Product Recalls

Recent high profile news of vehicle recalls may make you nervous about the safety of your vehicle. From the recent recalls of the Toyota Camry and Corolla due to pedal acceleration issues to the recall of several Honda models due to airbag problems, drivers are wondering whether their vehicle will be the next one with a major problem.

Finding Recall Information

You can keep yourself informed about recalls pertaining to your vehicle by accessing the National Highway Traffic Safety Administration’s recall website at http://www-odi.nhtsa.dot.gov/recalls/latestRecalls.cfm. These results are regularly updated, giving you the most recent information about the safety of your vehicle.

The Recall Process

Do you recall the scene in Fight Club where the narrator (Edward Norton) explains the process of a vehicle recall? Pretty scary, right? But that process only applies to a manufacturer’s voluntary recalls. There’s a safeguard for drivers and passengers that isn’t related to the auto maker’s bottom line: mandatory recalls initiated by the National Highway Traffic Safety Administration (NHTSA).

 

For nearly every part in every car, there are safety standards that the component must meet. These standards are in place to keep drivers and passengers as safe as possible on the road and in the event of an accident. Sometimes, these parts are either not made in compliance with standards, or there is a defect in the part that affects safety compliance.

 

When there is a safety issue with a vehicle part, it means that a part in the vehicle is defective in a way that could affect the safety of the vehicle as a whole. Not all defects are considered a safety defect; for example, a radio that does not work would not be a safety defect because it does not affect the safety of the driver or passengers in the vehicle.

 

Defects are reported by vehicle owners to the NHTSA, and an investigation is launched based on these reports. If a safety defect is detected, the NHTSA will issue a “Recall Request Letter.” Many times, the manufacturer issues a recall upon receiving the letter. They can contest the findings of NHTSA’s investigation, but that begins a whole new complicated process.

 

If a recall is issued, typically that means that vehicle owners will take their car to a dealer for maintenance that corrects the issue. And, just to put your mind at east, most vehicle recalls are actually initiated by the manufacturer. They continually conduct their own safety testing.  They’re really NOT just looking out for their profit margins.

Doing Your Part
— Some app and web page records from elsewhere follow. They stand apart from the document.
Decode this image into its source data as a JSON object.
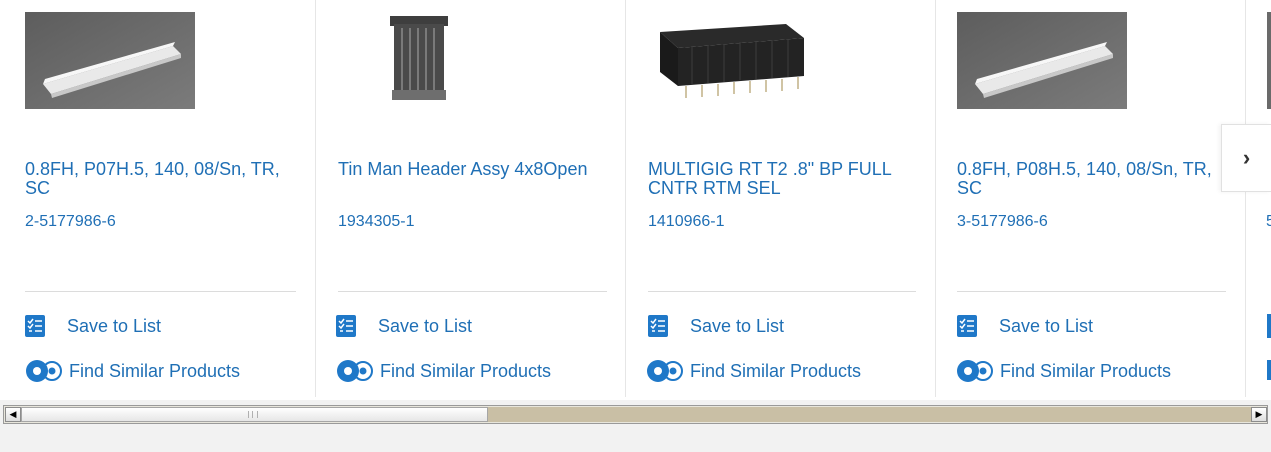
{
  "products": [
    {
      "title": "0.8FH, P07H.5, 140, 08/Sn, TR, SC",
      "part_number": "2-5177986-6",
      "image": "white-edge-connector",
      "save_label": "Save to List",
      "similar_label": "Find Similar Products"
    },
    {
      "title": "Tin Man Header Assy 4x8Open",
      "part_number": "1934305-1",
      "image": "gray-header-assembly",
      "save_label": "Save to List",
      "similar_label": "Find Similar Products"
    },
    {
      "title": "MULTIGIG RT T2 .8\" BP FULL CNTR RTM SEL",
      "part_number": "1410966-1",
      "image": "black-multipin-connector",
      "save_label": "Save to List",
      "similar_label": "Find Similar Products"
    },
    {
      "title": "0.8FH, P08H.5, 140, 08/Sn, TR, SC",
      "part_number": "3-5177986-6",
      "image": "white-edge-connector",
      "save_label": "Save to List",
      "similar_label": "Find Similar Products"
    }
  ],
  "partial_card": {
    "part_number_fragment": "5"
  },
  "carousel": {
    "next_icon": "chevron-right-icon",
    "next_glyph": "›"
  },
  "colors": {
    "link": "#1f6fb5",
    "icon": "#1f78c8",
    "scroll_track": "#c9bfa5"
  }
}
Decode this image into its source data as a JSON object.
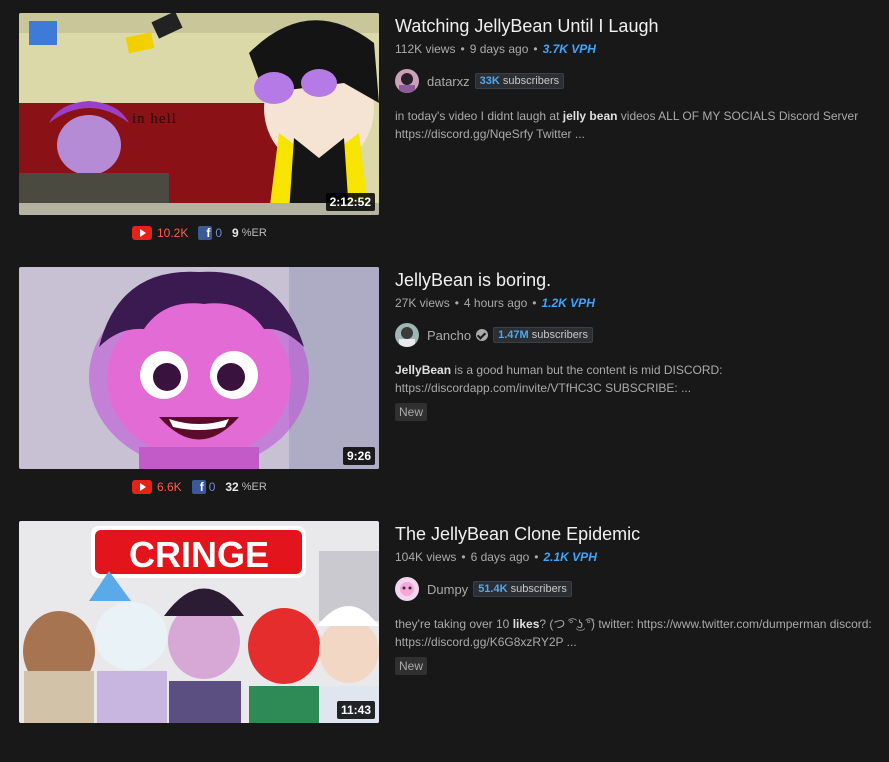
{
  "videos": [
    {
      "title": "Watching JellyBean Until I Laugh",
      "views": "112K views",
      "age": "9 days ago",
      "vph": "3.7K VPH",
      "channel": "datarxz",
      "verified": false,
      "subs_count": "33K",
      "subs_label": "subscribers",
      "desc_pre": "in today's video I didnt laugh at ",
      "desc_bold": "jelly bean",
      "desc_post": " videos ALL OF MY SOCIALS Discord Server https://discord.gg/NqeSrfy Twitter ...",
      "badge": "",
      "duration": "2:12:52",
      "yt_count": "10.2K",
      "fb_count": "0",
      "er_value": "9",
      "er_unit": "%ER",
      "thumb_text": "in hell"
    },
    {
      "title": "JellyBean is boring.",
      "views": "27K views",
      "age": "4 hours ago",
      "vph": "1.2K VPH",
      "channel": "Pancho",
      "verified": true,
      "subs_count": "1.47M",
      "subs_label": "subscribers",
      "desc_pre": "",
      "desc_bold": "JellyBean",
      "desc_post": " is a good human but the content is mid DISCORD: https://discordapp.com/invite/VTfHC3C SUBSCRIBE: ...",
      "badge": "New",
      "duration": "9:26",
      "yt_count": "6.6K",
      "fb_count": "0",
      "er_value": "32",
      "er_unit": "%ER"
    },
    {
      "title": "The JellyBean Clone Epidemic",
      "views": "104K views",
      "age": "6 days ago",
      "vph": "2.1K VPH",
      "channel": "Dumpy",
      "verified": false,
      "subs_count": "51.4K",
      "subs_label": "subscribers",
      "desc_pre": "they're taking over 10 ",
      "desc_bold": "likes",
      "desc_post": "? (つ ͡° ͜ʖ ͡°) twitter: https://www.twitter.com/dumperman discord: https://discord.gg/K6G8xzRY2P ...",
      "badge": "New",
      "duration": "11:43",
      "thumb_text": "CRINGE"
    }
  ],
  "icons": {
    "youtube": "youtube-icon",
    "facebook": "facebook-icon",
    "verified": "verified-check-icon"
  },
  "colors": {
    "background": "#181818",
    "vph": "#3ea6ff",
    "youtube_red": "#e62117",
    "facebook_blue": "#3b5998"
  }
}
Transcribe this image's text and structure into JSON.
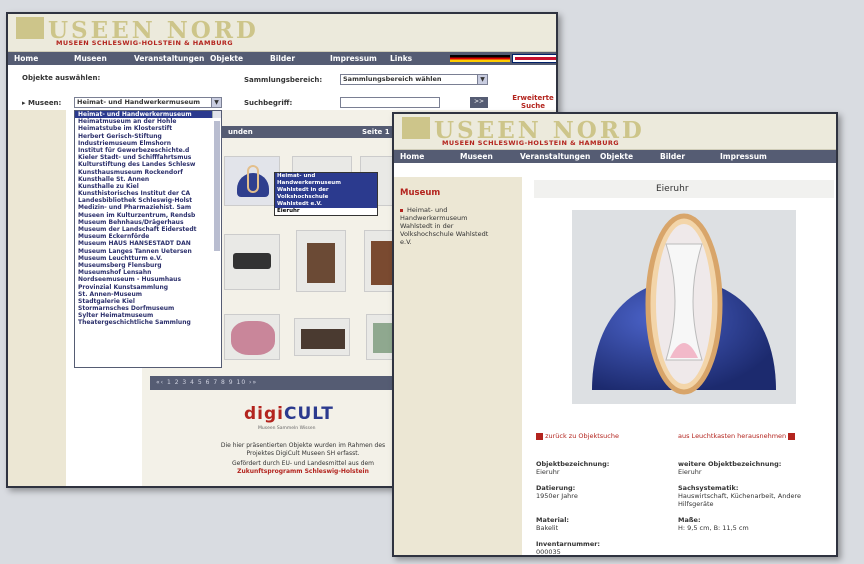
{
  "logo": {
    "text": "USEEN NORD",
    "subtitle": "MUSEEN SCHLESWIG-HOLSTEIN & HAMBURG"
  },
  "back_window": {
    "nav": [
      "Home",
      "Museen",
      "Veranstaltungen",
      "Objekte",
      "Bilder",
      "Impressum",
      "Links"
    ],
    "objects_label": "Objekte auswählen:",
    "museum_label": "▸ Museen:",
    "museum_select": "Heimat- und Handwerkermuseum",
    "sammlung_label": "Sammlungsbereich:",
    "sammlung_select": "Sammlungsbereich wählen",
    "suchbegriff_label": "Suchbegriff:",
    "go_button": ">>",
    "advanced_search": "Erweiterte Suche",
    "list_items": [
      "Heimat- und Handwerkermuseum",
      "Heimatmuseum an der Hohle",
      "Heimatstube im Klosterstift",
      "Herbert Gerisch-Stiftung",
      "Industriemuseum Elmshorn",
      "Institut für Gewerbezeschichte.d",
      "Kieler Stadt- und Schifffahrtsmus",
      "Kulturstiftung des Landes Schlesw",
      "Kunsthausmuseum Rockendorf",
      "Kunsthalle St. Annen",
      "Kunsthalle zu Kiel",
      "Kunsthistorisches Institut der CA",
      "Landesbibliothek Schleswig-Holst",
      "Medizin- und Pharmaziehist. Sam",
      "Museen im Kulturzentrum, Rendsb",
      "Museum Behnhaus/Drägerhaus",
      "Museum der Landschaft Eiderstedt",
      "Museum Eckernförde",
      "Museum HAUS HANSESTADT DAN",
      "Museum Langes Tannen Uetersen",
      "Museum Leuchtturm e.V.",
      "Museumsberg Flensburg",
      "Museumshof Lensahn",
      "Nordseemuseum - Husumhaus",
      "Provinzial Kunstsammlung",
      "St. Annen-Museum",
      "Stadtgalerie Kiel",
      "Stormarnsches Dorfmuseum",
      "Sylter Heimatmuseum",
      "Theatergeschichtliche Sammlung"
    ],
    "results_bar_left": "unden",
    "results_bar_right": "Seite 1 v",
    "popup_items": [
      "Heimat- und Handwerkermuseum",
      "Wahlstedt in der Volkshochschule",
      "Wahlstedt e.V.",
      "Eieruhr"
    ],
    "pager": "«‹ 1 2 3 4 5 6 7 8 9 10 ›»",
    "digicult_a": "digi",
    "digicult_b": "CULT",
    "digicult_sub": "Museen Sammeln Wissen",
    "footer1": "Die hier präsentierten Objekte wurden im Rahmen des",
    "footer2": "Projektes DigiCult Museen SH erfasst.",
    "footer3": "Gefördert durch EU- und Landesmittel aus dem",
    "footer4": "Zukunftsprogramm Schleswig-Holstein"
  },
  "front_window": {
    "nav": [
      "Home",
      "Museen",
      "Veranstaltungen",
      "Objekte",
      "Bilder",
      "Impressum"
    ],
    "museum_heading": "Museum",
    "museum_link": "Heimat- und Handwerkermuseum Wahlstedt in der Volkshochschule Wahlstedt e.V.",
    "object_title": "Eieruhr",
    "back_link": "zurück zu Objektsuche",
    "lightbox_link": "aus Leuchtkasten herausnehmen",
    "fields": [
      {
        "label": "Objektbezeichnung:",
        "value": "Eieruhr"
      },
      {
        "label": "weitere Objektbezeichnung:",
        "value": "Eieruhr"
      },
      {
        "label": "Datierung:",
        "value": "1950er Jahre"
      },
      {
        "label": "Sachsystematik:",
        "value": "Hauswirtschaft, Küchenarbeit, Andere Hilfsgeräte"
      },
      {
        "label": "Material:",
        "value": "Bakelit"
      },
      {
        "label": "Maße:",
        "value": "H: 9,5 cm, B: 11,5 cm"
      },
      {
        "label": "Inventarnummer:",
        "value": "000035"
      }
    ]
  }
}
If you feel that your vehicle has a defect that affects its safety, you should immediately report the issue to the NHSTA. You can file a safety complaint online at http://www-odi.nhtsa.dot.gov/ivoq/. Your identity will be kept anonymous so that the manufacturer and other consumers will not be able to access your personal information.